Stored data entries
════════════════
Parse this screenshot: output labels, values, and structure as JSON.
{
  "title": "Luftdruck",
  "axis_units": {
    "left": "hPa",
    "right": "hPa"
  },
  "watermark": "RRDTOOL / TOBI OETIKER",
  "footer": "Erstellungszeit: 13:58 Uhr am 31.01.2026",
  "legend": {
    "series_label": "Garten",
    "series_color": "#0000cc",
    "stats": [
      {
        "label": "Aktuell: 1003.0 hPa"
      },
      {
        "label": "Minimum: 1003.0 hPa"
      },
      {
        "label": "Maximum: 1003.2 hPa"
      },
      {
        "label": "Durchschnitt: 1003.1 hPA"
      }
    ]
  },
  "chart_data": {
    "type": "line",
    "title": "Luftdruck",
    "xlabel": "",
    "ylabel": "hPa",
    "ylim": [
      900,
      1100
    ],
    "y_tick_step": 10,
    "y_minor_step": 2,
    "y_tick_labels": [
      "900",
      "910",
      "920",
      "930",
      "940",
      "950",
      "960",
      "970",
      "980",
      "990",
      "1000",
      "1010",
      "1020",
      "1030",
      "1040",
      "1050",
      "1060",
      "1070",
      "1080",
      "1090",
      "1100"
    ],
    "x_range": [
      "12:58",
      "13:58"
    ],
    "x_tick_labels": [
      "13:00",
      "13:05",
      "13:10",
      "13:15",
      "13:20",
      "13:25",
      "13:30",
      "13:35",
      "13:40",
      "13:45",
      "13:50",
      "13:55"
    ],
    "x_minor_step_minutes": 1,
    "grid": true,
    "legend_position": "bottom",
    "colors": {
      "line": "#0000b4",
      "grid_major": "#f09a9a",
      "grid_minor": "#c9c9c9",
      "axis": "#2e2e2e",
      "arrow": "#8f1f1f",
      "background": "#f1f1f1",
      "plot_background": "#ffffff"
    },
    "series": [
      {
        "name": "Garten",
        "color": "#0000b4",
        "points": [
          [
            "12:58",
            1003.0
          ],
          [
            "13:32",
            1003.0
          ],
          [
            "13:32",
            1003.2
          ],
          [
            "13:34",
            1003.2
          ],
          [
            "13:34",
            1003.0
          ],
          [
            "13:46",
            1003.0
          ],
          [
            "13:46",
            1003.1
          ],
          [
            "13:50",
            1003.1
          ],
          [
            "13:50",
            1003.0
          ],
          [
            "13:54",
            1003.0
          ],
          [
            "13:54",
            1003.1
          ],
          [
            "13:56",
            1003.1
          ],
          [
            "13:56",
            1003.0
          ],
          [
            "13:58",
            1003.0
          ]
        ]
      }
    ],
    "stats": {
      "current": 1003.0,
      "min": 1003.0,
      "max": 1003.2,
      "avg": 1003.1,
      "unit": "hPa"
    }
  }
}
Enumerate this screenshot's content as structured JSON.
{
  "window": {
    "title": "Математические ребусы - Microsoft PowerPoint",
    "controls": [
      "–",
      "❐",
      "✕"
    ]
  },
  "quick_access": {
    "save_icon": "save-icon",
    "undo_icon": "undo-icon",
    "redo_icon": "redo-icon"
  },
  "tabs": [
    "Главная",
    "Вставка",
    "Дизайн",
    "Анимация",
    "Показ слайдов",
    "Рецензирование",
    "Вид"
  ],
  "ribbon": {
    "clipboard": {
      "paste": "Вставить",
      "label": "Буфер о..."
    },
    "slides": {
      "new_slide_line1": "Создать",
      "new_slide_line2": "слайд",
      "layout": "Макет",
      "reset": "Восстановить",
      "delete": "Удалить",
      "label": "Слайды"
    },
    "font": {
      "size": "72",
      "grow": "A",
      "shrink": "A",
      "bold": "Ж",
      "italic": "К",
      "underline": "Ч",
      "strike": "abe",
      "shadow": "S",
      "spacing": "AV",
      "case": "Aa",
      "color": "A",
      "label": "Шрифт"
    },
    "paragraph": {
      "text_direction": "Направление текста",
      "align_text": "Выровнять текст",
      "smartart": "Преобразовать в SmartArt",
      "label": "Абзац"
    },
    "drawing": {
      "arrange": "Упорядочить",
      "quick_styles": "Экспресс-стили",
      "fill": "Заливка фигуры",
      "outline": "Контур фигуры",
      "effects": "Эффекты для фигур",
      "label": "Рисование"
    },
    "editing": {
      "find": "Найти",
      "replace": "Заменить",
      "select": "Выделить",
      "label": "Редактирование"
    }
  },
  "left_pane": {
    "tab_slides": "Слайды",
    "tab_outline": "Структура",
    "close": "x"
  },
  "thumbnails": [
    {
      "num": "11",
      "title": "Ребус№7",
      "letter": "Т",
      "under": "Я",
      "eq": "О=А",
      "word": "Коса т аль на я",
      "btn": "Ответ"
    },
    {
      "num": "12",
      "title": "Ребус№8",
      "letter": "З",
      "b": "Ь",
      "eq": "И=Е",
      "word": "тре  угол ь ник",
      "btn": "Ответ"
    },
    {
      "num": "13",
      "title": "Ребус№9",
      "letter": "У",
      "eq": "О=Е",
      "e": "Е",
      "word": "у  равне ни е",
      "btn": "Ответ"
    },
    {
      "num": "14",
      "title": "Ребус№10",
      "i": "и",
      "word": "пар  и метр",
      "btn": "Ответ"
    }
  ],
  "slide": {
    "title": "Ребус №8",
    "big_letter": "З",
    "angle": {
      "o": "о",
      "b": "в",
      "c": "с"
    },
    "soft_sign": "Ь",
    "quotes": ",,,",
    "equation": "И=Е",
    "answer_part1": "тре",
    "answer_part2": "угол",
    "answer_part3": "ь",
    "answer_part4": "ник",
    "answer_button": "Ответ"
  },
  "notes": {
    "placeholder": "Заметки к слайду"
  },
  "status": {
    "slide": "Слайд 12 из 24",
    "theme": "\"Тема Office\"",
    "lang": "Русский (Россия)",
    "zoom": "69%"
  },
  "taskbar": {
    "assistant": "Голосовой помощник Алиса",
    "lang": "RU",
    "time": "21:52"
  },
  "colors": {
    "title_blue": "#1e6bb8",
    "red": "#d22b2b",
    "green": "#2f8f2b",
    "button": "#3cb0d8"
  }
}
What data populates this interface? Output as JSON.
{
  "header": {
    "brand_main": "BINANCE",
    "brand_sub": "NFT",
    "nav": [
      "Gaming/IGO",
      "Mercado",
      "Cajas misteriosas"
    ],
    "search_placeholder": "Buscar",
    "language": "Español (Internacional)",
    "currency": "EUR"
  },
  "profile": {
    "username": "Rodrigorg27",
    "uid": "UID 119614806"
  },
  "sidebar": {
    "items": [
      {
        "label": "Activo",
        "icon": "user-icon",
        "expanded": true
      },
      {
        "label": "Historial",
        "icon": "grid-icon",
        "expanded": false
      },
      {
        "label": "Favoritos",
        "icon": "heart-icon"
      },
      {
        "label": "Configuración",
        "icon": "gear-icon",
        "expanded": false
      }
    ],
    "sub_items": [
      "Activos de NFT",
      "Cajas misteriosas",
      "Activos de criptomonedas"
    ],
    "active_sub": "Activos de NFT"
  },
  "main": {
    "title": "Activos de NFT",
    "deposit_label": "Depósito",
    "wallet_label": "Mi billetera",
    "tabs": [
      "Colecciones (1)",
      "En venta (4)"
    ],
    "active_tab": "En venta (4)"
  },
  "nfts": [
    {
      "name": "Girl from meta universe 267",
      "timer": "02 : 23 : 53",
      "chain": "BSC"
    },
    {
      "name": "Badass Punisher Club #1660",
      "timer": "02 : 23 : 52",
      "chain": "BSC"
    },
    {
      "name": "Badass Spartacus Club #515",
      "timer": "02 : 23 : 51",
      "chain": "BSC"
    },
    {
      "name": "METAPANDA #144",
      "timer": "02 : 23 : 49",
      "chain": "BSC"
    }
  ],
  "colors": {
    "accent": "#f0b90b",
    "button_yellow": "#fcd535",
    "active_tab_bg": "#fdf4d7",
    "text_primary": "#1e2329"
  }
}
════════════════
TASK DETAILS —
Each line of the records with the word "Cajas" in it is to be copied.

RESPONSE AREA —
      "Cajas misteriosas"
      "Cajas misteriosas",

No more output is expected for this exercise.